Not many senior Conservative Party figures are well known outside the UK, but former London mayor Boris Johnson definitely has the recognisability factor. Part of this is due to the fact that he was London mayor during the London Olympics but it’s mostly because he comes across as such an eccentric and entertaining Englishman.
This persona is one that Johnson has portrayed through his writings in his many years as a journalist and a columnist, and has also cultivated very effectively through his deeds and appearance: blonde, unkempt hair, slightly shabby dishevelled clothes, and an amusing habit of being outspoken and saying controversial things.
Political commentators have long asserted that Johnson’s ambition is to become party leader and prime minister, and that all of his decisions and political actions are made in accordance with this goal.
Indeed, through the Cameron years, there was always the sense that Johnson, despite his denials, was eying up the situation ready to pounce in case Cameron fell. And before the 2016 referendum his announcement that he was to join the Leave camp came just hours after he had pretty much confirmed to the prime minister that he would join him on the Remain campaign.
His decision was widely regarded as being a way of putting himself centre stage as an alternative to Cameron. His plan was thwarted by his ‘friend’ and Leave campaigner, Michael Gove, who just before Johnson was to announce he was running for the leadership after Cameron, announced his resignation following the referendum result.
A shaken Johnson again made an announcement different from the one that was expected: he said he would not stand and Theresa May swept to the leadership and became the prime minister.

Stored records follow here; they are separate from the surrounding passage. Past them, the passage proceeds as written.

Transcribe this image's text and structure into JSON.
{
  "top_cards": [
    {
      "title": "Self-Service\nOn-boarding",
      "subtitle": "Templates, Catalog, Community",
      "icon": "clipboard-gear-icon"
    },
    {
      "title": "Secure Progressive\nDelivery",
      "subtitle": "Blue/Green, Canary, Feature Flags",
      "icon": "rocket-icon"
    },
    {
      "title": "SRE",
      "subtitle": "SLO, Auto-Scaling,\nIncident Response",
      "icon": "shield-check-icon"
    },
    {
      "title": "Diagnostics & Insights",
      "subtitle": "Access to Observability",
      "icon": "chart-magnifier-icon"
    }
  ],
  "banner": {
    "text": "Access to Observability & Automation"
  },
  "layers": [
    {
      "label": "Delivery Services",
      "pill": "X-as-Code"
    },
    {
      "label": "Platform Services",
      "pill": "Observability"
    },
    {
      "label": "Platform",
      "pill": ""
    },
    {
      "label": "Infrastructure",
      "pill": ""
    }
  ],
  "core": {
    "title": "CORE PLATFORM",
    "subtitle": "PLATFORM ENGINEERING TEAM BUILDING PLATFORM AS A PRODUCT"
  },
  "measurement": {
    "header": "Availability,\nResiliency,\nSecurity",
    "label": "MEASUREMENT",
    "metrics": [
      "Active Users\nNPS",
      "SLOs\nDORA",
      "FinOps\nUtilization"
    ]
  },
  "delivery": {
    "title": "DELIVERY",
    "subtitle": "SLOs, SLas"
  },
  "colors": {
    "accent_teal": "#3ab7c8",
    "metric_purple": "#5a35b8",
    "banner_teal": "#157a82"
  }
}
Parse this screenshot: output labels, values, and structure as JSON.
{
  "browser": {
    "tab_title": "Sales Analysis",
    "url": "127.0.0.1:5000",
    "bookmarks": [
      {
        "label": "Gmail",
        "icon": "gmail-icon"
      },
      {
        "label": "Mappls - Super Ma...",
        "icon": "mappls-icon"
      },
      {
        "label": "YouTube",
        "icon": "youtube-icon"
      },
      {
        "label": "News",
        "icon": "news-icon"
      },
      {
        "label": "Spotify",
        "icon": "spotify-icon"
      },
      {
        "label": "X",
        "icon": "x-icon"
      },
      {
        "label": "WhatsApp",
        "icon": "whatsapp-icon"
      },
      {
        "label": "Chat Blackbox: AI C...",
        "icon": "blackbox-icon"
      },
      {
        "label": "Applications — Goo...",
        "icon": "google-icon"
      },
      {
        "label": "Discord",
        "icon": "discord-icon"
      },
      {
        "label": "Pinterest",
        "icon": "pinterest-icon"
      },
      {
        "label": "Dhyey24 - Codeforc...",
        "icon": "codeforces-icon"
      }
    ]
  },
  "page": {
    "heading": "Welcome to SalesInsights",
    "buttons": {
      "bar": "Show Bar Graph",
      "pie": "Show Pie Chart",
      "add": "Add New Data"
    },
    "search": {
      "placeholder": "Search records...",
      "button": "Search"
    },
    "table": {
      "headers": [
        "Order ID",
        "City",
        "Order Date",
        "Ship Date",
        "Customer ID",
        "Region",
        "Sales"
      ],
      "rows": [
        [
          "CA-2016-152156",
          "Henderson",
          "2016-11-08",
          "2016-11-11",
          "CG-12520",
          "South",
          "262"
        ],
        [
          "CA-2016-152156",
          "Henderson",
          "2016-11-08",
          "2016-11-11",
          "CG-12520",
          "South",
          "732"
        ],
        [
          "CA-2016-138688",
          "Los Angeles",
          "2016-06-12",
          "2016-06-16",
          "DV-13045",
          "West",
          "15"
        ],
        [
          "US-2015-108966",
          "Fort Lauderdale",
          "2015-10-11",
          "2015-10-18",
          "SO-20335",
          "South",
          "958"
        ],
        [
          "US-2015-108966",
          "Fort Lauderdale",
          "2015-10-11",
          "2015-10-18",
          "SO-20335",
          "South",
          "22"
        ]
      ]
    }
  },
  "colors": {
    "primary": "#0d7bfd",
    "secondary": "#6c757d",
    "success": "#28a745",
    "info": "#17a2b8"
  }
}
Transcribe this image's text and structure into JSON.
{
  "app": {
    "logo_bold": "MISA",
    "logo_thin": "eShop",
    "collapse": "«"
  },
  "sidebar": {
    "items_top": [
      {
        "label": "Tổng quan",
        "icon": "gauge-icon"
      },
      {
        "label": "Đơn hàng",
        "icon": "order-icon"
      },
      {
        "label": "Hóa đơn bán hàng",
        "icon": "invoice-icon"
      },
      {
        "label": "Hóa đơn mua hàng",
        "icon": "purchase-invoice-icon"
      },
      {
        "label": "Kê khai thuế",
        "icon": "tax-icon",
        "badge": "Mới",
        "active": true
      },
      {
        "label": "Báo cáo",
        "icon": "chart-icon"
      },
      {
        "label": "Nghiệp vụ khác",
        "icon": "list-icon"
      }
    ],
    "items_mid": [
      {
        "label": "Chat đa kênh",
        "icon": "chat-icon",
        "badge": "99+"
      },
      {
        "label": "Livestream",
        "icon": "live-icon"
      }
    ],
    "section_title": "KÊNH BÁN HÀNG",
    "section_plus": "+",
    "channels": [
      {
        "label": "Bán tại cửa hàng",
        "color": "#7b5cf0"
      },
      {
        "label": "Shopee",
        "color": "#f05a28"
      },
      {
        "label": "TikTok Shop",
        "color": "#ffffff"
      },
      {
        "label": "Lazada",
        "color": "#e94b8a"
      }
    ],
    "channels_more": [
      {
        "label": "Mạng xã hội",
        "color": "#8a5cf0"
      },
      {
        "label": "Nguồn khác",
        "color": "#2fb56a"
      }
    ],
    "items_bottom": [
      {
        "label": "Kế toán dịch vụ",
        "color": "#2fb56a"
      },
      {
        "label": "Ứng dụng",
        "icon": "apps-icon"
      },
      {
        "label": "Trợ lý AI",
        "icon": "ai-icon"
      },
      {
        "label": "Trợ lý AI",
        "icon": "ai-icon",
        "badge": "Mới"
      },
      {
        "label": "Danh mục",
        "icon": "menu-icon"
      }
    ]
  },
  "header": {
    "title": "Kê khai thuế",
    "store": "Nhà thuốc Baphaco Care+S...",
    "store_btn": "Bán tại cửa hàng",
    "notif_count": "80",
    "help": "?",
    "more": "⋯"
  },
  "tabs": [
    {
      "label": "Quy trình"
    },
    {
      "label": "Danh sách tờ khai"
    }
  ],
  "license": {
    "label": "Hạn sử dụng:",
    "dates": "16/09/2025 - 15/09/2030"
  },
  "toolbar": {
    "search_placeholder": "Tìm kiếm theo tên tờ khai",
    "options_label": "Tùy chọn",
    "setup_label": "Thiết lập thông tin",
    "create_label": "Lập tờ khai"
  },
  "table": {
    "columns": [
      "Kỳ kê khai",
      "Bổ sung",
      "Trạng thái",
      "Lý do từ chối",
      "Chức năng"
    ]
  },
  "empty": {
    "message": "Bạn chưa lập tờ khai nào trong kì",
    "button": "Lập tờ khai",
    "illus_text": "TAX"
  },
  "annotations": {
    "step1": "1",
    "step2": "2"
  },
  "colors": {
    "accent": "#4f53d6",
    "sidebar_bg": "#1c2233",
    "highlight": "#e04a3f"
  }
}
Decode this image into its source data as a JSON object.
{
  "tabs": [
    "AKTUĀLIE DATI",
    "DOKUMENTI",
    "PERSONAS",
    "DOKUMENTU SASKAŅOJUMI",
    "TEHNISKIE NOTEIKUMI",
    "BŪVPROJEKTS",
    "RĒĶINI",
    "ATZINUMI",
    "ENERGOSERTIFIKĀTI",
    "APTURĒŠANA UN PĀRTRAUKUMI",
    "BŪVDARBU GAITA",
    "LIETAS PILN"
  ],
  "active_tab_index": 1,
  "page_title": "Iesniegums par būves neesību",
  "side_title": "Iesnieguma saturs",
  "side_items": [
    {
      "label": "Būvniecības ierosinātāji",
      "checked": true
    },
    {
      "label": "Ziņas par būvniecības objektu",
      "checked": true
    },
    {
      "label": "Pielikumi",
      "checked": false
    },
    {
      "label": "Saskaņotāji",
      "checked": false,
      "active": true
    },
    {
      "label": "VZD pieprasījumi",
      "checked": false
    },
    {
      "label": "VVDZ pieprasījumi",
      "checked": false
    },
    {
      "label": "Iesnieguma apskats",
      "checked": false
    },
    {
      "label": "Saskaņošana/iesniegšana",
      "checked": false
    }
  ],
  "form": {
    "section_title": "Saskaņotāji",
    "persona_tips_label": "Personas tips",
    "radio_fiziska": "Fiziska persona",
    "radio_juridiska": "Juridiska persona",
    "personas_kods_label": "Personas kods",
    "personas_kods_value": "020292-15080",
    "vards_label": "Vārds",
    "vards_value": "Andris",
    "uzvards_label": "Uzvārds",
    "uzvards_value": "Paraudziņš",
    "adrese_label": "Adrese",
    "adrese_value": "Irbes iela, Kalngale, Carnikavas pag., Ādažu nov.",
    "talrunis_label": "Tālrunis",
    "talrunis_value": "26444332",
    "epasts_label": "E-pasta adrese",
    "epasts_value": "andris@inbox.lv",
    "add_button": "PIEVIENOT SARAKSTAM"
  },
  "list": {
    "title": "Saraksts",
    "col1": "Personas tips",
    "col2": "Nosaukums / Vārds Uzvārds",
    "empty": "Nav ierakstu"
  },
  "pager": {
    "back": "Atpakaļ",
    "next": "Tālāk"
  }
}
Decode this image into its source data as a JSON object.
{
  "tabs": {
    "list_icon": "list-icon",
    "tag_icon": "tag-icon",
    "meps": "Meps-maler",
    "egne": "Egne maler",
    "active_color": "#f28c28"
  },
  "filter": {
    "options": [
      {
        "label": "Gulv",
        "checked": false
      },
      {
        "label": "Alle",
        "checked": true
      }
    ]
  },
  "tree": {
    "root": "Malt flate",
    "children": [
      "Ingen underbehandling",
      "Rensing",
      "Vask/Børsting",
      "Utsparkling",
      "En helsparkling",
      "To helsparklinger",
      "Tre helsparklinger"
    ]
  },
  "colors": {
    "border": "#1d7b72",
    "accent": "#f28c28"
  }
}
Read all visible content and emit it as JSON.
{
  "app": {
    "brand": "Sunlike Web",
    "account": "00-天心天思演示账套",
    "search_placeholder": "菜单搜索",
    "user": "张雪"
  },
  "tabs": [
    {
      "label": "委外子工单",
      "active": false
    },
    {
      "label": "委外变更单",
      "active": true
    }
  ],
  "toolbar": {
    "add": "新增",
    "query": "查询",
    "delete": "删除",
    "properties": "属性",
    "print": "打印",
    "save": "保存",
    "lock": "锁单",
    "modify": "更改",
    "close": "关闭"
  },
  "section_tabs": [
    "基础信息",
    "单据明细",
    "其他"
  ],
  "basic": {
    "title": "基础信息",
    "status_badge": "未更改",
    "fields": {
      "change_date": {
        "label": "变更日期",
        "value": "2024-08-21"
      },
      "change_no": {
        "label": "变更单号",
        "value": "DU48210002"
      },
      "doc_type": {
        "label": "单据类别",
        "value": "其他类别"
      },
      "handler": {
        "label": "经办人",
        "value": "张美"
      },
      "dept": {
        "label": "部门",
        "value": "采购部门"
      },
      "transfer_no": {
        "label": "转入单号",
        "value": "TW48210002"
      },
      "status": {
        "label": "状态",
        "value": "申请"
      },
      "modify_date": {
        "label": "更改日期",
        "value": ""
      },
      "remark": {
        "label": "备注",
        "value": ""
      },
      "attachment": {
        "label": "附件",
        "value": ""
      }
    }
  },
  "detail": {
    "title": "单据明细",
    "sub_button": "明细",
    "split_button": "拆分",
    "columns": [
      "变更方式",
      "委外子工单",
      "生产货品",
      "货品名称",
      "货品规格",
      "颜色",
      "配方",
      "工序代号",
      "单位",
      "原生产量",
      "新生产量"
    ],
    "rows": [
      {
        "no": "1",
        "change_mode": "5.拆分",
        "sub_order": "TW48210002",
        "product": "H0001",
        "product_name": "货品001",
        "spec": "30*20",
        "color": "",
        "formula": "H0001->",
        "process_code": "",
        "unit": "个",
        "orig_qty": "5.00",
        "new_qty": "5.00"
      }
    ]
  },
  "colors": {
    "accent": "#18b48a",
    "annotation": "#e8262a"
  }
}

May included Johnson in her cabinet but gave him a portfolio that would give little exposure in domestic politics and media: she made him foreign minister even though diplomacy was never considered one of his strong skills. Presumably, May was acting on the adage ‘keep your friends close but your enemies closer’.
As a result Boris Johnson was slightly tamed. Whereas as mayor he had had lots of press through entertaining photo ops — Boris cycling through the city, Boris exercising in hilariously oversized shorts, Boris stuck dangling from a harness waving two Union Jack flags etc etc — as foreign minister his photo ops were staid and boring even though he maintained his distinctive messy mop-like hairstyle.
But last weekend he stirred things up again with an article in the Daily Telegraph, which appeared to be critical of the prime minister’s Brexit policy and directly contradicted the chancellor. This came just days before the prime minister’s attendance of the UN General Assembly, and barely a week before her speech in Florence which is regarded important in outlining Britain’s post-Brexit situation.
Following the publication of his piece, there were furious calls from senior Conservatives for Johnson’s dismissal. But May had no intention of releasing him from his diplomatic prison. Speaking of him as one might of a naughty schoolboy, she said simply, “Boris will be Boris”.
But Boris being Boris, he had succeeded in stirring things up and getting himself back in the limelight. During the UN visit, he “just happened to” return from a jog, his hair dishevelled and sweaty, wearing a red shirt, just when a group of British reporters were in his NYC lobby: good photo op…, good publicity.
Perhaps, the prime minister is right and Boris will be Boris — but surely that’s the danger?
There is now so much uncertainty surrounding Britain’s EU divorce that additional insecurity around leadership is not a welcome prospect. But… Boris, it seems, is back.